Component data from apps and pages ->
****************
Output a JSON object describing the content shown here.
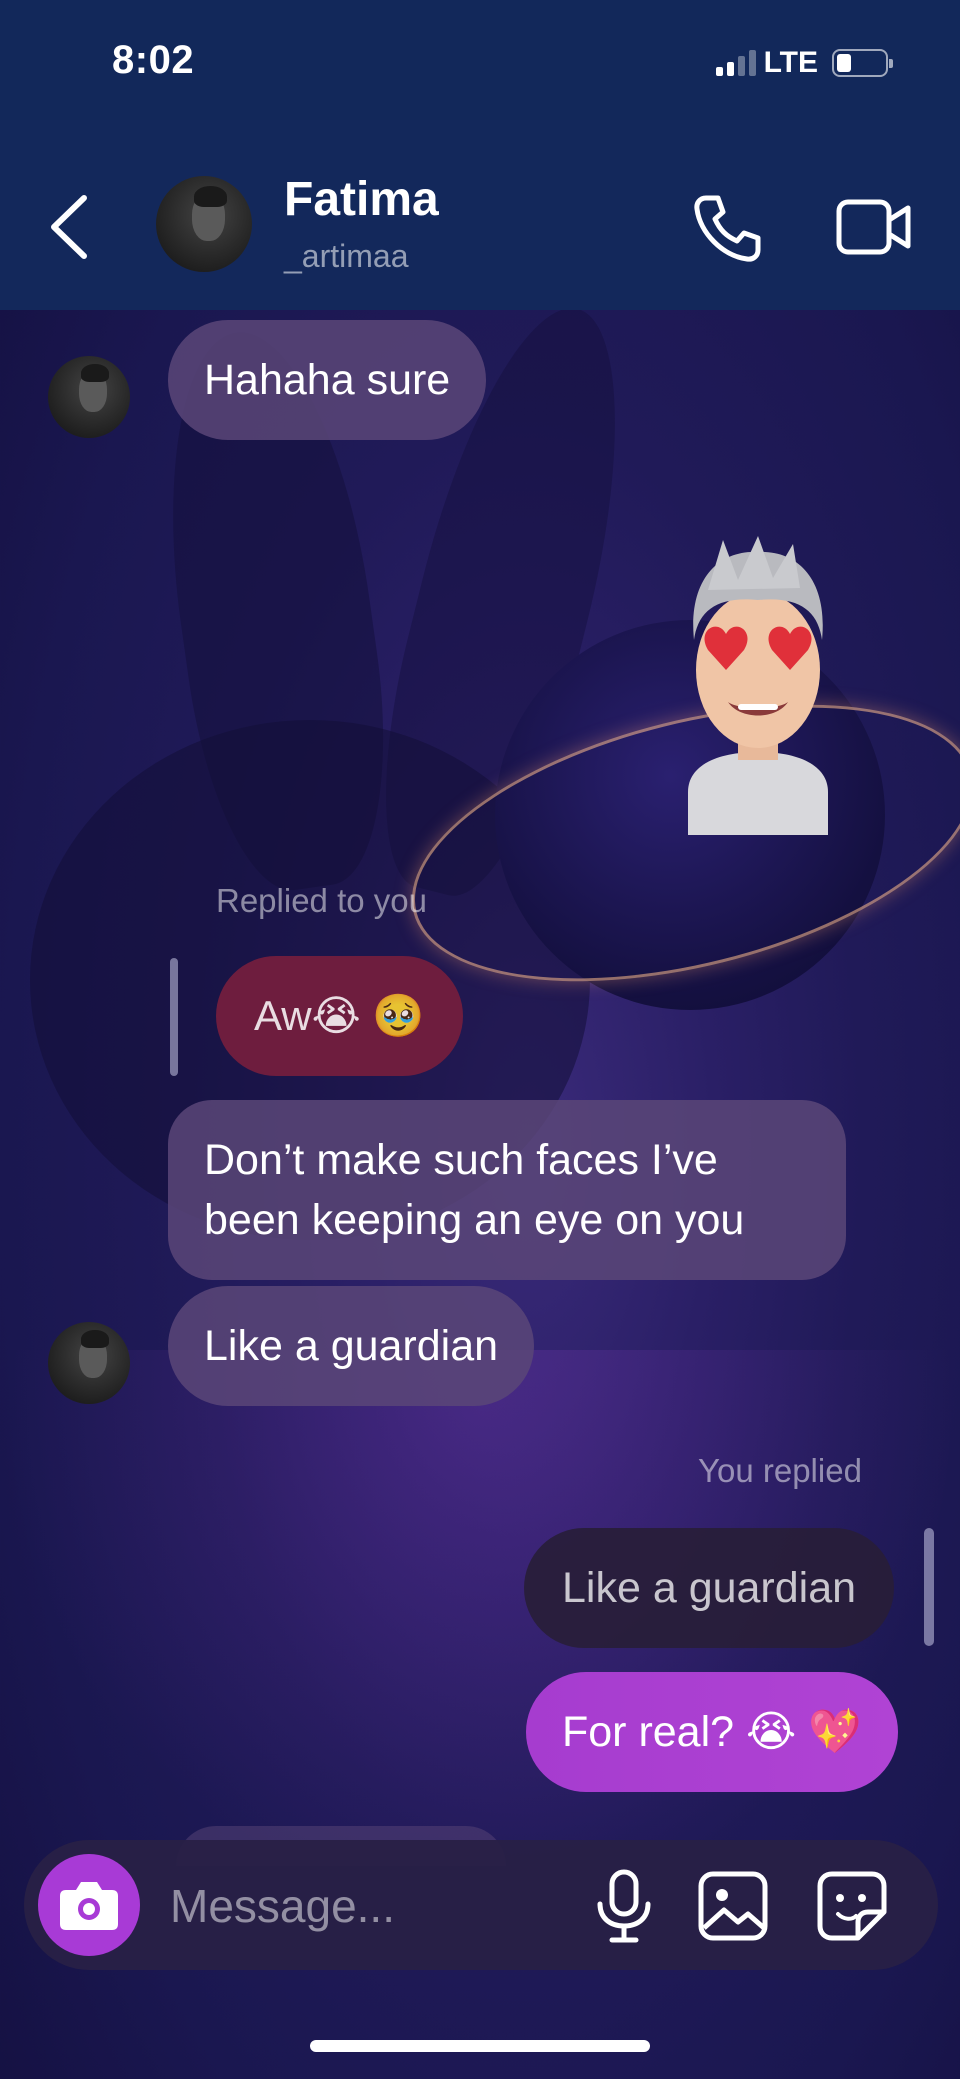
{
  "status_bar": {
    "time": "8:02",
    "network": "LTE"
  },
  "header": {
    "name": "Fatima",
    "username": "_artimaa"
  },
  "messages": {
    "m1": "Hahaha sure",
    "reply_label": "Replied to you",
    "reply_quote": "Aw😭 🥹",
    "m2": "Don’t make such faces I’ve been keeping an eye on you",
    "m3": "Like a guardian",
    "you_replied_label": "You replied",
    "sent_quote": "Like a guardian",
    "sent": "For real? 😭 💖"
  },
  "composer": {
    "placeholder": "Message..."
  },
  "colors": {
    "accent": "#a83ad6",
    "header_bg": "#13285b",
    "reply_quote_bg": "#6e1d3e"
  },
  "icons": [
    "back-icon",
    "phone-icon",
    "video-camera-icon",
    "camera-icon",
    "microphone-icon",
    "gallery-icon",
    "sticker-icon"
  ]
}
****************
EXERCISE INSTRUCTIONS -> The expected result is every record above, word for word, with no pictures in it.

TASK RESULT ->
Output a JSON object describing the content shown here.
{
  "status_bar": {
    "time": "8:02",
    "network": "LTE"
  },
  "header": {
    "name": "Fatima",
    "username": "_artimaa"
  },
  "messages": {
    "m1": "Hahaha sure",
    "reply_label": "Replied to you",
    "reply_quote": "Aw😭 🥹",
    "m2": "Don’t make such faces I’ve been keeping an eye on you",
    "m3": "Like a guardian",
    "you_replied_label": "You replied",
    "sent_quote": "Like a guardian",
    "sent": "For real? 😭 💖"
  },
  "composer": {
    "placeholder": "Message..."
  },
  "colors": {
    "accent": "#a83ad6",
    "header_bg": "#13285b",
    "reply_quote_bg": "#6e1d3e"
  },
  "icons": [
    "back-icon",
    "phone-icon",
    "video-camera-icon",
    "camera-icon",
    "microphone-icon",
    "gallery-icon",
    "sticker-icon"
  ]
}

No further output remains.